*** Given data ***
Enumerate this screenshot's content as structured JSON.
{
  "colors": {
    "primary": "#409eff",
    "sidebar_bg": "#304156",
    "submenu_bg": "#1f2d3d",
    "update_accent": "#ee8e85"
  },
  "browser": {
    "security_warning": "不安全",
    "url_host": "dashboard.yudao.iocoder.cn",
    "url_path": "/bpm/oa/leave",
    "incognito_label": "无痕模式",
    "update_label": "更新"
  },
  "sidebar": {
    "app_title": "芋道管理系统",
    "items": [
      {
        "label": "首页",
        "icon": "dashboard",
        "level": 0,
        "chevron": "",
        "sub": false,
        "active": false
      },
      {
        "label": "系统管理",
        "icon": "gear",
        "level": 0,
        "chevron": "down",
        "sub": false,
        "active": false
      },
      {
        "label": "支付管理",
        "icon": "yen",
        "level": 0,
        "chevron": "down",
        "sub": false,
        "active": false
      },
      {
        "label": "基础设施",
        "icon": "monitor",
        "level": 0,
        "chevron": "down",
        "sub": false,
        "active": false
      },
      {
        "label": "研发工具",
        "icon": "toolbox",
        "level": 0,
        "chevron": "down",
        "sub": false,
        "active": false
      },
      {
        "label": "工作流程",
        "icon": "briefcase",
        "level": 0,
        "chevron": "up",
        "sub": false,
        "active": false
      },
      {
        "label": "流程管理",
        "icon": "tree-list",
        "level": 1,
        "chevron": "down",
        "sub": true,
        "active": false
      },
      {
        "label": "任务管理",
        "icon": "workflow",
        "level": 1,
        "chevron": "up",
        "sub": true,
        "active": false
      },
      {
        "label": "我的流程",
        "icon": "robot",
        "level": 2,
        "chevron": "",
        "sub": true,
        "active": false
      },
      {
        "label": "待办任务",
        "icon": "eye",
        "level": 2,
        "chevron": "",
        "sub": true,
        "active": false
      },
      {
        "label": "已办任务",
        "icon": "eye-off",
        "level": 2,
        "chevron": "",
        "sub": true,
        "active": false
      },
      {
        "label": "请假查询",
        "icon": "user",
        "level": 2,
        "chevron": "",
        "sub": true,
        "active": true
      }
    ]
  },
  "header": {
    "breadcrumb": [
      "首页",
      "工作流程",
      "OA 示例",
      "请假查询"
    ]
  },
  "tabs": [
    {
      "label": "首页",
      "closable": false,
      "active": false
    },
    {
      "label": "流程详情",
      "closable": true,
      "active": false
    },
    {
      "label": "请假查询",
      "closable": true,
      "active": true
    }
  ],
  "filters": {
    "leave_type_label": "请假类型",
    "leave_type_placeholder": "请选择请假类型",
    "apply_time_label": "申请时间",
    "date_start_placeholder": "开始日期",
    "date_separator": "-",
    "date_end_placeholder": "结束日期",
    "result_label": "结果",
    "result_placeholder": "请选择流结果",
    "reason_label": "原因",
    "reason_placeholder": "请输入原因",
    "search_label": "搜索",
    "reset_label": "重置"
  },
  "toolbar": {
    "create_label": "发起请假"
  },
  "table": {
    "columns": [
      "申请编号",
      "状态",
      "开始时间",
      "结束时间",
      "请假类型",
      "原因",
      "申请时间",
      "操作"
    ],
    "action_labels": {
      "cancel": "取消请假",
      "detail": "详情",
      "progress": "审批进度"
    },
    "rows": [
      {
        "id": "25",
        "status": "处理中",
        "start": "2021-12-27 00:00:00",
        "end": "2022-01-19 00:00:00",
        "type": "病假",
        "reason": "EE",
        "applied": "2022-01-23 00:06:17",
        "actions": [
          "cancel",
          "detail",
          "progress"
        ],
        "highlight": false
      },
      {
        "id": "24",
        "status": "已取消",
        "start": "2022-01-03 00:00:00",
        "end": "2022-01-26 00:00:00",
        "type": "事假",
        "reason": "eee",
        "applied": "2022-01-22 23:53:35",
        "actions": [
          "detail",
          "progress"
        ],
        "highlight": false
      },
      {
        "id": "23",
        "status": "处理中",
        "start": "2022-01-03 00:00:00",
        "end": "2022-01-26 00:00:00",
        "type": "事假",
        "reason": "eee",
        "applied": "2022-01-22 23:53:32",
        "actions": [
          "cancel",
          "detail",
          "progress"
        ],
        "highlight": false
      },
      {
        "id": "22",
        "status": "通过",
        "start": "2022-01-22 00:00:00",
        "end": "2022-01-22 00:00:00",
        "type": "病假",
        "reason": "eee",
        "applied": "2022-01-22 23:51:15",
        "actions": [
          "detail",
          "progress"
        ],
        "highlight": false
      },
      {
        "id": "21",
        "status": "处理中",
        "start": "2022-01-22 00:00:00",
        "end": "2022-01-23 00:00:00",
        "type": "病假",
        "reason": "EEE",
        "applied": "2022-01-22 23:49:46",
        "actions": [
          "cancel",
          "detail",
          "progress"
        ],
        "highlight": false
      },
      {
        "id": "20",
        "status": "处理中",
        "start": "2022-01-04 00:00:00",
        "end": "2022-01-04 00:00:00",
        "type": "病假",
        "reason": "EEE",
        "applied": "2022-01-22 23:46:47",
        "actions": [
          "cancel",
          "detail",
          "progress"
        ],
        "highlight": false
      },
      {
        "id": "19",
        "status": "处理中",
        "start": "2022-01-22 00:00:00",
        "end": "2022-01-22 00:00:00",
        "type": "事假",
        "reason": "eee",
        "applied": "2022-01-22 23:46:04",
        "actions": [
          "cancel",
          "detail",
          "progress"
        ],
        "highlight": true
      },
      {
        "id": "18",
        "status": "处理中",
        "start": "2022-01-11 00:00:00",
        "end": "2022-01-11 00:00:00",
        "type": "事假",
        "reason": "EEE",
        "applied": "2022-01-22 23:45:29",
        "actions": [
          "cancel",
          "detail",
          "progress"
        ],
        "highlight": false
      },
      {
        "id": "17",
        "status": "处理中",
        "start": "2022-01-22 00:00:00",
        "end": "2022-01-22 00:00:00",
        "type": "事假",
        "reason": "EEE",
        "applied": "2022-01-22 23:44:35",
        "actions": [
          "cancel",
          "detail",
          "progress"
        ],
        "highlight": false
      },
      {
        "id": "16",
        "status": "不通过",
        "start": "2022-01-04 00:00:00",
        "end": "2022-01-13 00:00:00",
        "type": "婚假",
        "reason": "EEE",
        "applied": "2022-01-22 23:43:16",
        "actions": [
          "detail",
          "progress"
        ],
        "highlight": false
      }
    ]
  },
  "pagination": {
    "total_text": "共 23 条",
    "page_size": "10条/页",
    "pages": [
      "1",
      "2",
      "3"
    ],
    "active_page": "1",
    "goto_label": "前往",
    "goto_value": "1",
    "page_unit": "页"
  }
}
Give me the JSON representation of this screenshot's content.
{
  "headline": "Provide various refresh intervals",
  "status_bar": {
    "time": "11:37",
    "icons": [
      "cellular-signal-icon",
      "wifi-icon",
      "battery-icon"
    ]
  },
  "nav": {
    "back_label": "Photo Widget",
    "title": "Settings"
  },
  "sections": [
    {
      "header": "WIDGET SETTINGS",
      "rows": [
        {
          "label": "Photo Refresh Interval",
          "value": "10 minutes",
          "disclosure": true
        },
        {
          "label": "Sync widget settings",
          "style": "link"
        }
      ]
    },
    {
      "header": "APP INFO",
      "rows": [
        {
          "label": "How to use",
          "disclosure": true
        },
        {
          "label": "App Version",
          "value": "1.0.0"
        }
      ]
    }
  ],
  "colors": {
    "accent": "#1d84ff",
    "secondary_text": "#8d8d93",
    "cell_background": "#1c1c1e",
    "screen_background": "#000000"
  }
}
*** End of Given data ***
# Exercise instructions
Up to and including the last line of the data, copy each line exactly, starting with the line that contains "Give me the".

# Result of this task
Give me the JSON representation of this screenshot's content.
{
  "headline": "Provide various refresh intervals",
  "status_bar": {
    "time": "11:37",
    "icons": [
      "cellular-signal-icon",
      "wifi-icon",
      "battery-icon"
    ]
  },
  "nav": {
    "back_label": "Photo Widget",
    "title": "Settings"
  },
  "sections": [
    {
      "header": "WIDGET SETTINGS",
      "rows": [
        {
          "label": "Photo Refresh Interval",
          "value": "10 minutes",
          "disclosure": true
        },
        {
          "label": "Sync widget settings",
          "style": "link"
        }
      ]
    },
    {
      "header": "APP INFO",
      "rows": [
        {
          "label": "How to use",
          "disclosure": true
        },
        {
          "label": "App Version",
          "value": "1.0.0"
        }
      ]
    }
  ],
  "colors": {
    "accent": "#1d84ff",
    "secondary_text": "#8d8d93",
    "cell_background": "#1c1c1e",
    "screen_background": "#000000"
  }
}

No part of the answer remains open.